Washington, D.C. – The House today passed the BUILD Act of 2018 (H.R. 5105) to increase opportunities for American job creators in emerging overseas markets. Specifically, the bill consolidates OPIC, USAID’s Development Credit Authority and other development finance authorities into a modern, self-sustaining U.S. International Development Finance Corporation. This will enable the U.S. to support countries that want an alternative to predatory development finance models offered by China and others.

On the House floor prior to the vote, Chairman Royce delivered the following remarks (as prepared for delivery):

“The BUILD Act is the product of months of bipartisan and bicameral work, along with the White House, to make America’s private sector more competitive in emerging markets.

Across the globe, lack of access to capital often constrains economic growth – especially in the world’s least developed countries. According to the International Finance Corporation, micro, small and medium-sized enterprises have an unmet financing need of $5.2 trillion every year in emerging markets, depriving them of the capital they need to grow. Foreign investment is critical to empowering entrepreneurs, creating jobs and reducing poverty.

America has an undeniable interest in supporting the development of vibrant and stable economies around the world. Healthy private sectors promote good governance, support thriving civil societies, and help reduce civil strife. The resulting stability is good for our national security, and also benefits U.S. exports and jobs.

Increasingly, other countries are working to advance their economic and political interests by shaping overseas markets. China’s ‘One Belt, One Road’ initiative, which has been estimated at $1 trillion or more, dwarfs the size of the Marshall Plan that rebuilt war-torn Europe in the 1940s and 1950s.

Across Africa, Asia and beyond, Beijing is making massive investments in new construction and infrastructure projects – from the headquarters of the African Union to a port in Djibouti, where both the U.S. and China have military bases. Beijing now owns 80 percent of this strategically located African nation’s foreign debt.

As the President and CEO of OPIC – the Overseas Private Investment Corporation – testified to the Foreign Affairs Committee, ‘a condition of many of these loans is that Chinese firms – and labor – get the business… This state-directed approach is not consistent with our values, which incorporate the high standards of international financial institutions related to governance, transparency, debt sustainability, environmental, and social safeguards.’

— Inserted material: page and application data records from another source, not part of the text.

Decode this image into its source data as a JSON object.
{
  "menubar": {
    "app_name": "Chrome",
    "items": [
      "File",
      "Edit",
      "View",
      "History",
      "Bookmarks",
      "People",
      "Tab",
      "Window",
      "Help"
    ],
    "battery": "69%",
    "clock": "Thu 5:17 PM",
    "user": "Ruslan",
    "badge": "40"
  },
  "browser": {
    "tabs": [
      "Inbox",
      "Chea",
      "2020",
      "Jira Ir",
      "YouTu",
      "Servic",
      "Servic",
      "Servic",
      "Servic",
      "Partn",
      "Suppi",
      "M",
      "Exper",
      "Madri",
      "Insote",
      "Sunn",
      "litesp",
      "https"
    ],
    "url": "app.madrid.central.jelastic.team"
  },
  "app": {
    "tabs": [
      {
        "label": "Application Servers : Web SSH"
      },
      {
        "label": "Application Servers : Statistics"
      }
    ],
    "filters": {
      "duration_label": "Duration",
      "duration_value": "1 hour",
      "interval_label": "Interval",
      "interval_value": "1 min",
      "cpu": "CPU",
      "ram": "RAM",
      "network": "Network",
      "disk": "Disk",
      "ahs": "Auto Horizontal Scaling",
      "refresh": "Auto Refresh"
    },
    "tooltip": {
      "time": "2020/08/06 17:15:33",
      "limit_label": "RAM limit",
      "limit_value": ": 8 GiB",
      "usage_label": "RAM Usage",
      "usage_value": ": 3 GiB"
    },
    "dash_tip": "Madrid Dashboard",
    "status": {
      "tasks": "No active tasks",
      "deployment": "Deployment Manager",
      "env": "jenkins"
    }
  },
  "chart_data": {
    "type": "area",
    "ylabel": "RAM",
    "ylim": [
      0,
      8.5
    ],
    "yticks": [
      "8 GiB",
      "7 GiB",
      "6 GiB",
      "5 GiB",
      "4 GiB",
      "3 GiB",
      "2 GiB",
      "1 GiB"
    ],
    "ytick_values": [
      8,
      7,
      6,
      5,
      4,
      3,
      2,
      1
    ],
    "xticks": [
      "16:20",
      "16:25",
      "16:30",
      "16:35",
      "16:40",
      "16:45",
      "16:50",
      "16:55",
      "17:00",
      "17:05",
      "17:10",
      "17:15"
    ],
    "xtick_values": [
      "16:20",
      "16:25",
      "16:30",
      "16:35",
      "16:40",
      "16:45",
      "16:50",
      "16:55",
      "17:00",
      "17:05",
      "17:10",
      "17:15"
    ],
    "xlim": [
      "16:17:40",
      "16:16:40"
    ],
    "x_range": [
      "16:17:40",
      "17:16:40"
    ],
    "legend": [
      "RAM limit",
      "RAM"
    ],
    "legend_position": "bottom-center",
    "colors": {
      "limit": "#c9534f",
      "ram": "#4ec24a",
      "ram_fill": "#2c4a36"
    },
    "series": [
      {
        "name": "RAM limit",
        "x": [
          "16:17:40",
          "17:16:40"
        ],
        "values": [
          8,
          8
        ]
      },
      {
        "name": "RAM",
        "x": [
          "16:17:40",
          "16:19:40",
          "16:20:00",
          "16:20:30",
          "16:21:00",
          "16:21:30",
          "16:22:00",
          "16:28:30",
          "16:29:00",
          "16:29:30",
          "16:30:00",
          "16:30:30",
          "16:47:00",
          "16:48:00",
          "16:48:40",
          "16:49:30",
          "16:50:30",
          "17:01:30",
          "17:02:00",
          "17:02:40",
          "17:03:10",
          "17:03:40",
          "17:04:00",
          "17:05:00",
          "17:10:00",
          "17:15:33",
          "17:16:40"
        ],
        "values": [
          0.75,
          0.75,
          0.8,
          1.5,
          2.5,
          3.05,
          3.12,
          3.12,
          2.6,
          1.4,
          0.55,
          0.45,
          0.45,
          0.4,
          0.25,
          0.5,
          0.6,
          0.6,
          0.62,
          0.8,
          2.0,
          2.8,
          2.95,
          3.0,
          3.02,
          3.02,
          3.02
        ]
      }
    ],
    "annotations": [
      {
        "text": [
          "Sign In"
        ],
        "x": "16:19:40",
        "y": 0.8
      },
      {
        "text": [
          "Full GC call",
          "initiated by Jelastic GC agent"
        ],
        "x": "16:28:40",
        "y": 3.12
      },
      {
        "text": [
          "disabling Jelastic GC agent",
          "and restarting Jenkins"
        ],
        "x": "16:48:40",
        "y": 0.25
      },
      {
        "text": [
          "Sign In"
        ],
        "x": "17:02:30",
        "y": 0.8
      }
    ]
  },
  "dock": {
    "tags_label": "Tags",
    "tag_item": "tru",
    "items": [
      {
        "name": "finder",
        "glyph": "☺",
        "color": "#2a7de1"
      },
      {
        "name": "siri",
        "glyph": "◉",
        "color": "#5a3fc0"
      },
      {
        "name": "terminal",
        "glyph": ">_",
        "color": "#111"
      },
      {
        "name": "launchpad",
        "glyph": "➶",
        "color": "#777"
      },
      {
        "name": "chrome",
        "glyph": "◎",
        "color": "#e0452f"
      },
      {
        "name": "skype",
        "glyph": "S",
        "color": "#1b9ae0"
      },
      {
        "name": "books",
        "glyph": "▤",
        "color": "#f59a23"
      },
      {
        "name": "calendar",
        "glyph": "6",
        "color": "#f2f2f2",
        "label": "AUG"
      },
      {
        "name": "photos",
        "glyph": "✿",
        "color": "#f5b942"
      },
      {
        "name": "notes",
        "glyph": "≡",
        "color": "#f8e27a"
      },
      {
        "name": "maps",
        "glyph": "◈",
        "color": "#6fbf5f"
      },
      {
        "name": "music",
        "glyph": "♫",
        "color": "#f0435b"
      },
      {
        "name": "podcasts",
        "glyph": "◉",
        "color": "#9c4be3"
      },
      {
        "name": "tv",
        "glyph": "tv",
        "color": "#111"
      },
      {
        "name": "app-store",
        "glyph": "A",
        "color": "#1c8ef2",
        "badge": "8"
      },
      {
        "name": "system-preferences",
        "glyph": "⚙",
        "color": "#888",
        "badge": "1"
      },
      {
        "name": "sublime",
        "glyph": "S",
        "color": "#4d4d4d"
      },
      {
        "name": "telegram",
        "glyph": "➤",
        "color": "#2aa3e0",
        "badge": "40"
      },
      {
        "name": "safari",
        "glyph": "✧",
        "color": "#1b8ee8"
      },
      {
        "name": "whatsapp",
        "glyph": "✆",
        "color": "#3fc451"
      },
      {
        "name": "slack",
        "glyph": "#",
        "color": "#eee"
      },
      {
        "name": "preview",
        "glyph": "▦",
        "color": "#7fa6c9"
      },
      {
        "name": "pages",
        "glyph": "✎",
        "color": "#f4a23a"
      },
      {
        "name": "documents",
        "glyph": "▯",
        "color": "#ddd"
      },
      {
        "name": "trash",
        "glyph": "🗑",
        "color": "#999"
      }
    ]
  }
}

Chinese development practices have often left countries worse off, putting some countries into debt distress. Last December, Sri Lanka gave control of a strategic port to Beijing for 99 years after it could not repay the Chinese-backed loans used to fund it, granting Beijing a foothold in the Indian Ocean and its critical shipping lanes.

And due to Beijing’s ‘no strings attached’ financing, some of Africa’s most brutal regimes have been thrown an economic lifeline, undermining democratic governance. Unlike the United States, China does not have anti-corruption standards and is willing to fund just about any government, from Venezuela to Sudan.

The U.S. cannot and should not match China’s investments dollar-for-dollar, but we can and should do more to support international economic development with partners who have embraced the private sector-driven development model.

However, America’s development finance toolkit – which is spread across multiple agencies – is limited, duplicative and uncoordinated. The BUILD Act will address these shortcomings and modernize America’s antiquated development finance capabilities to address the challenges of the 21st century.

Specifically, this legislation will merge OPIC and USAID’s Development Credit Authority into a standalone U.S. International Development Finance Corporation, which will also have new authorities. Among these will be the ability to co-finance projects with our allies, like the U.K.

Through the provision of loans, guaranties, limited equity investments, feasibility studies, political risk insurance and other instruments of support, the new Development Finance Corporation will mobilize private capital to provide countries a competitive alternative to the state-directed approach of Beijing and Moscow.

I am pleased that this bill doesn’t just merge existing functions together, but also includes critical reforms to protect taxpayers, improve government efficiency and make America’s development finance toolkit more effective. Notably, it adopts many of the same principles as the Millennium Challenge Corporation, including the constraints analysis,  which directs investment to where it will have the most impact. For example, this bill will:

  • create a dedicated Inspector General of the new Corporation;
  • require that the Corporation prioritize support in the poorest countries and those making continual progress toward economic policies that support free enterprise; and
  • create lasting institutional linkages between the Development Finance Corporation and other development agencies.

This bill enjoys strong support from the White House, which made it a priority in its National Security Strategy and FY 2019 budget. In short, the BUILD Act represents a major opportunity for Congress and the Executive Branch to transform and modernize our nation’s tools to support global development and increase opportunities for American entrepreneurs in emerging markets.”